NSW Greens Forests spokesperson, Dawn Walker has warned proposals to overhaul logging operations in NSW State Forests threaten to re-ignite ‘Forest Wars’ in NSW, following the leak of a Government "cabinet-in-confidence" document.
“It’s very clear that the NSW Liberal-Nationals agenda is to let the bulldozers roar and chainsaws rip into some of the best forests left in NSW with their secret plans to intensify logging operations and weaken protections for native species in our State Forests” said Greens MP, Dawn Walker.
“Their plan to intensify logging on the NSW North Coast by introducing clear-felling methods to 140,000 hectares of north coast forests between Grafton and Taree would be a bonanza for chainsaws and decimate vital habitat for koalas and greater gliders.
“The Greens are equally worried by the proposed removal of requirements to undertake pre-logging surveys for threatened species, the large reduction in buffer zones around streams from 10m to 5m and the removal of logging exclusion-zones around known threatened species are a brazen attempt to increase the area of forest available to loggers.
“If implemented, these changes to NSW forestry operations will directly result in the deaths of many of NSW’s most threatened animal species, including parrots, frogs, possums, wombats, quolls and koalas.

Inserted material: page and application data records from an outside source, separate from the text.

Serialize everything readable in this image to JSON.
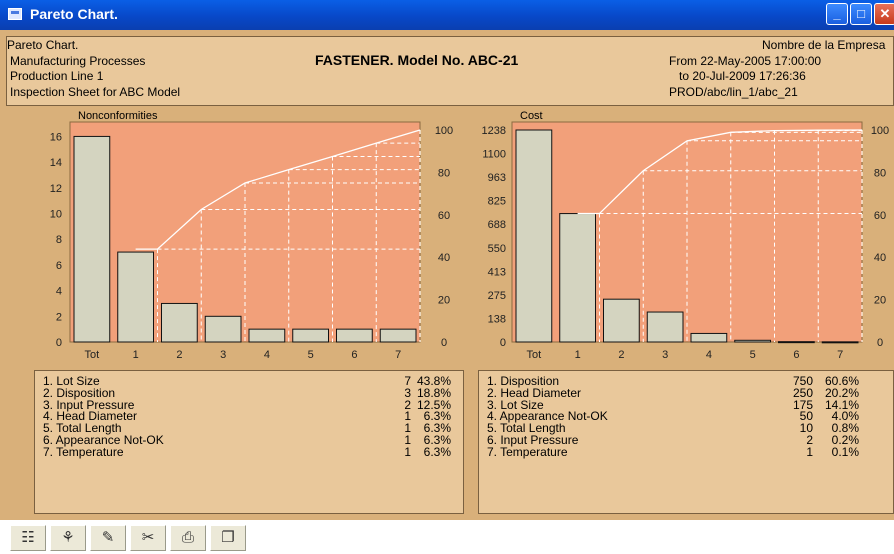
{
  "window": {
    "title": "Pareto Chart."
  },
  "header": {
    "line1": "Pareto Chart.",
    "line2": "Manufacturing Processes",
    "line3": "Production Line 1",
    "line4": "Inspection Sheet for ABC Model",
    "center_title": "FASTENER. Model No. ABC-21",
    "company": "Nombre de la Empresa",
    "from": "From  22-May-2005  17:00:00",
    "to": "to  20-Jul-2009  17:26:36",
    "path": "PROD/abc/lin_1/abc_21"
  },
  "colors": {
    "plot_bg": "#f2a07a",
    "bar_fill": "#d4d4c0",
    "frame": "#d9b07a",
    "panel": "#e9c89b"
  },
  "chart_data": [
    {
      "type": "bar",
      "title": "Nonconformities",
      "categories": [
        "Tot",
        "1",
        "2",
        "3",
        "4",
        "5",
        "6",
        "7"
      ],
      "values": [
        16,
        7,
        3,
        2,
        1,
        1,
        1,
        1
      ],
      "left_ticks": [
        "0",
        "2",
        "4",
        "6",
        "8",
        "10",
        "12",
        "14",
        "16"
      ],
      "left_range": [
        0,
        16.5
      ],
      "right_ticks": [
        "0",
        "20",
        "40",
        "60",
        "80",
        "100"
      ],
      "cumulative_percent": [
        43.8,
        62.5,
        75.0,
        81.3,
        87.5,
        93.8,
        100.0
      ],
      "table": [
        {
          "label": "1. Lot Size",
          "count": "7",
          "pct": "43.8%"
        },
        {
          "label": "2. Disposition",
          "count": "3",
          "pct": "18.8%"
        },
        {
          "label": "3. Input Pressure",
          "count": "2",
          "pct": "12.5%"
        },
        {
          "label": "4. Head Diameter",
          "count": "1",
          "pct": "6.3%"
        },
        {
          "label": "5. Total Length",
          "count": "1",
          "pct": "6.3%"
        },
        {
          "label": "6. Appearance Not-OK",
          "count": "1",
          "pct": "6.3%"
        },
        {
          "label": "7. Temperature",
          "count": "1",
          "pct": "6.3%"
        }
      ]
    },
    {
      "type": "bar",
      "title": "Cost",
      "categories": [
        "Tot",
        "1",
        "2",
        "3",
        "4",
        "5",
        "6",
        "7"
      ],
      "values": [
        1238,
        750,
        250,
        175,
        50,
        10,
        2,
        1
      ],
      "left_ticks": [
        "0",
        "138",
        "275",
        "413",
        "550",
        "688",
        "825",
        "963",
        "1100",
        "1238"
      ],
      "left_range": [
        0,
        1238
      ],
      "right_ticks": [
        "0",
        "20",
        "40",
        "60",
        "80",
        "100"
      ],
      "cumulative_percent": [
        60.6,
        80.8,
        94.9,
        98.9,
        99.7,
        99.9,
        100.0
      ],
      "table": [
        {
          "label": "1. Disposition",
          "count": "750",
          "pct": "60.6%"
        },
        {
          "label": "2. Head Diameter",
          "count": "250",
          "pct": "20.2%"
        },
        {
          "label": "3. Lot Size",
          "count": "175",
          "pct": "14.1%"
        },
        {
          "label": "4. Appearance Not-OK",
          "count": "50",
          "pct": "4.0%"
        },
        {
          "label": "5. Total Length",
          "count": "10",
          "pct": "0.8%"
        },
        {
          "label": "6. Input Pressure",
          "count": "2",
          "pct": "0.2%"
        },
        {
          "label": "7. Temperature",
          "count": "1",
          "pct": "0.1%"
        }
      ]
    }
  ],
  "toolbar": {
    "buttons": [
      {
        "name": "properties-button",
        "icon": "properties-icon",
        "glyph": "☷"
      },
      {
        "name": "filter-button",
        "icon": "filter-icon",
        "glyph": "⚘"
      },
      {
        "name": "edit-button",
        "icon": "pen-icon",
        "glyph": "✎"
      },
      {
        "name": "tools-button",
        "icon": "tools-icon",
        "glyph": "✂"
      },
      {
        "name": "print-button",
        "icon": "printer-icon",
        "glyph": "⎙"
      },
      {
        "name": "copy-button",
        "icon": "copy-icon",
        "glyph": "❐"
      }
    ]
  }
}
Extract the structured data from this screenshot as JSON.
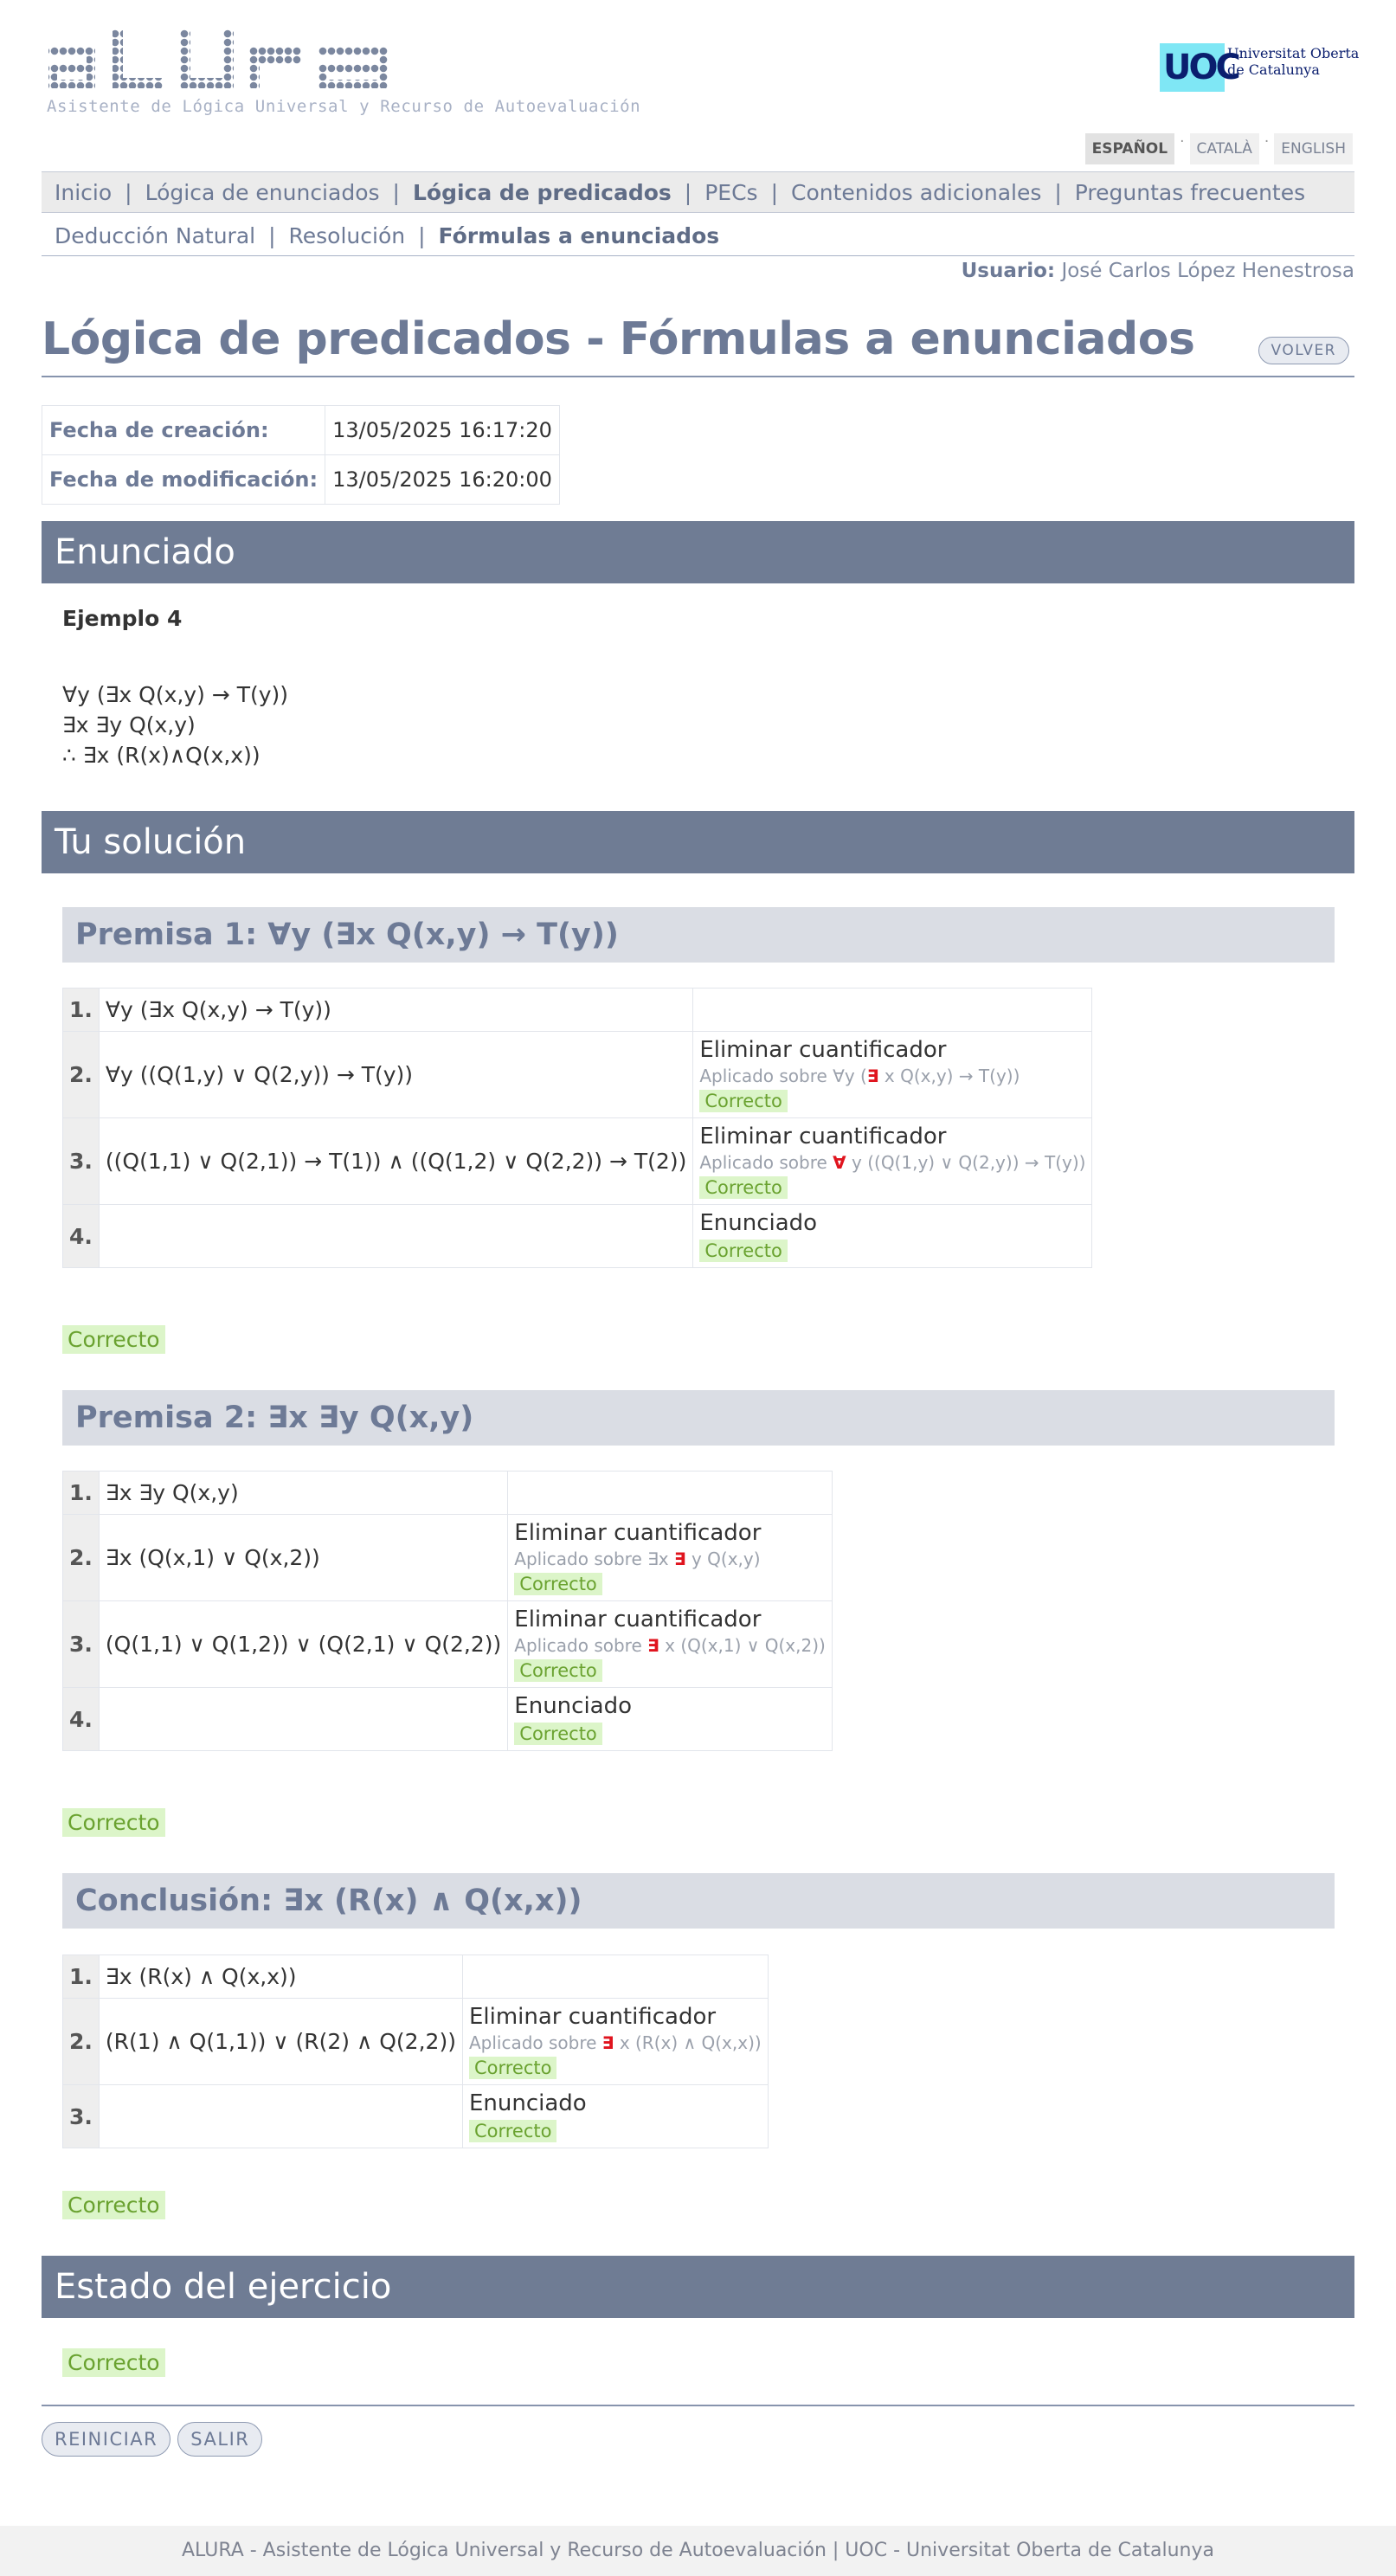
{
  "header": {
    "logo_text": "ALURA",
    "logo_subtitle": "Asistente de Lógica Universal y Recurso de Autoevaluación",
    "uoc_logo": "UOC",
    "uoc_name_line1": "Universitat Oberta",
    "uoc_name_line2": "de Catalunya",
    "languages": [
      "ESPAÑOL",
      "CATALÀ",
      "ENGLISH"
    ],
    "lang_sep": "·"
  },
  "nav": {
    "primary": [
      "Inicio",
      "Lógica de enunciados",
      "Lógica de predicados",
      "PECs",
      "Contenidos adicionales",
      "Preguntas frecuentes"
    ],
    "secondary": [
      "Deducción Natural",
      "Resolución",
      "Fórmulas a enunciados"
    ],
    "sep": "|"
  },
  "user": {
    "label": "Usuario:",
    "name": "José Carlos López Henestrosa"
  },
  "page": {
    "title": "Lógica de predicados - Fórmulas a enunciados",
    "back_button": "VOLVER",
    "created_label": "Fecha de creación:",
    "created_value": "13/05/2025 16:17:20",
    "modified_label": "Fecha de modificación:",
    "modified_value": "13/05/2025 16:20:00"
  },
  "enunciado": {
    "heading": "Enunciado",
    "example": "Ejemplo 4",
    "formulas": [
      "∀y (∃x Q(x,y) → T(y))",
      "∃x ∃y Q(x,y)",
      "∴ ∃x (R(x)∧Q(x,x))"
    ]
  },
  "solucion": {
    "heading": "Tu solución",
    "premisa1": {
      "title": "Premisa 1: ∀y (∃x Q(x,y) → T(y))",
      "rows": [
        {
          "n": "1.",
          "formula": "∀y (∃x Q(x,y) → T(y))",
          "rule": "",
          "applied": "",
          "status": ""
        },
        {
          "n": "2.",
          "formula": "∀y ((Q(1,y) ∨ Q(2,y)) → T(y))",
          "rule": "Eliminar cuantificador",
          "applied_prefix": "Aplicado sobre ∀y (",
          "applied_q": "∃",
          "applied_rest": "x Q(x,y) → T(y))",
          "status": "Correcto"
        },
        {
          "n": "3.",
          "formula": "((Q(1,1) ∨ Q(2,1)) → T(1)) ∧ ((Q(1,2) ∨ Q(2,2)) → T(2))",
          "rule": "Eliminar cuantificador",
          "applied_prefix": "Aplicado sobre ",
          "applied_q": "∀",
          "applied_rest": "y ((Q(1,y) ∨ Q(2,y)) → T(y))",
          "status": "Correcto"
        },
        {
          "n": "4.",
          "formula": "",
          "rule": "Enunciado",
          "status": "Correcto"
        }
      ],
      "result": "Correcto"
    },
    "premisa2": {
      "title": "Premisa 2: ∃x ∃y Q(x,y)",
      "rows": [
        {
          "n": "1.",
          "formula": "∃x ∃y Q(x,y)"
        },
        {
          "n": "2.",
          "formula": "∃x (Q(x,1) ∨ Q(x,2))",
          "rule": "Eliminar cuantificador",
          "applied_prefix": "Aplicado sobre ∃x ",
          "applied_q": "∃",
          "applied_rest": "y Q(x,y)",
          "status": "Correcto"
        },
        {
          "n": "3.",
          "formula": "(Q(1,1) ∨ Q(1,2)) ∨ (Q(2,1) ∨ Q(2,2))",
          "rule": "Eliminar cuantificador",
          "applied_prefix": "Aplicado sobre ",
          "applied_q": "∃",
          "applied_rest": "x (Q(x,1) ∨ Q(x,2))",
          "status": "Correcto"
        },
        {
          "n": "4.",
          "formula": "",
          "rule": "Enunciado",
          "status": "Correcto"
        }
      ],
      "result": "Correcto"
    },
    "conclusion": {
      "title": "Conclusión: ∃x (R(x) ∧ Q(x,x))",
      "rows": [
        {
          "n": "1.",
          "formula": "∃x (R(x) ∧ Q(x,x))"
        },
        {
          "n": "2.",
          "formula": "(R(1) ∧ Q(1,1)) ∨ (R(2) ∧ Q(2,2))",
          "rule": "Eliminar cuantificador",
          "applied_prefix": "Aplicado sobre ",
          "applied_q": "∃",
          "applied_rest": "x (R(x) ∧ Q(x,x))",
          "status": "Correcto"
        },
        {
          "n": "3.",
          "formula": "",
          "rule": "Enunciado",
          "status": "Correcto"
        }
      ],
      "result": "Correcto"
    }
  },
  "estado": {
    "heading": "Estado del ejercicio",
    "status": "Correcto"
  },
  "actions": {
    "restart": "REINICIAR",
    "exit": "SALIR"
  },
  "footer": {
    "text": "ALURA - Asistente de Lógica Universal y Recurso de Autoevaluación | UOC - Universitat Oberta de Catalunya"
  },
  "colors": {
    "accent": "#6f7c94",
    "ok_bg": "#dcf5c9",
    "ok_text": "#6aa230",
    "quantifier_red": "#e0141e"
  }
}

They will result in more wombats buried alive in their burrows and koalas cut out of their feed trees.
“If the State Government proceeds with these changes to logging operations in NSW, they threaten to reignite the ‘forest wars’ of past decades and create unnecessary conflict. The people of NSW will not tolerate this level of destruction in their public native forests.
“NSW Forestry Corporation lost $78 million in native forest logging between 2009 and 2014. It’s time to see an end to native forest logging in public lands across NSW and the transition of high-quality State Forests into new National Parks and reserves, including a Great Koala National Park on the mid-north coast to prevent the extinction of this iconic species” said Dawn Walker.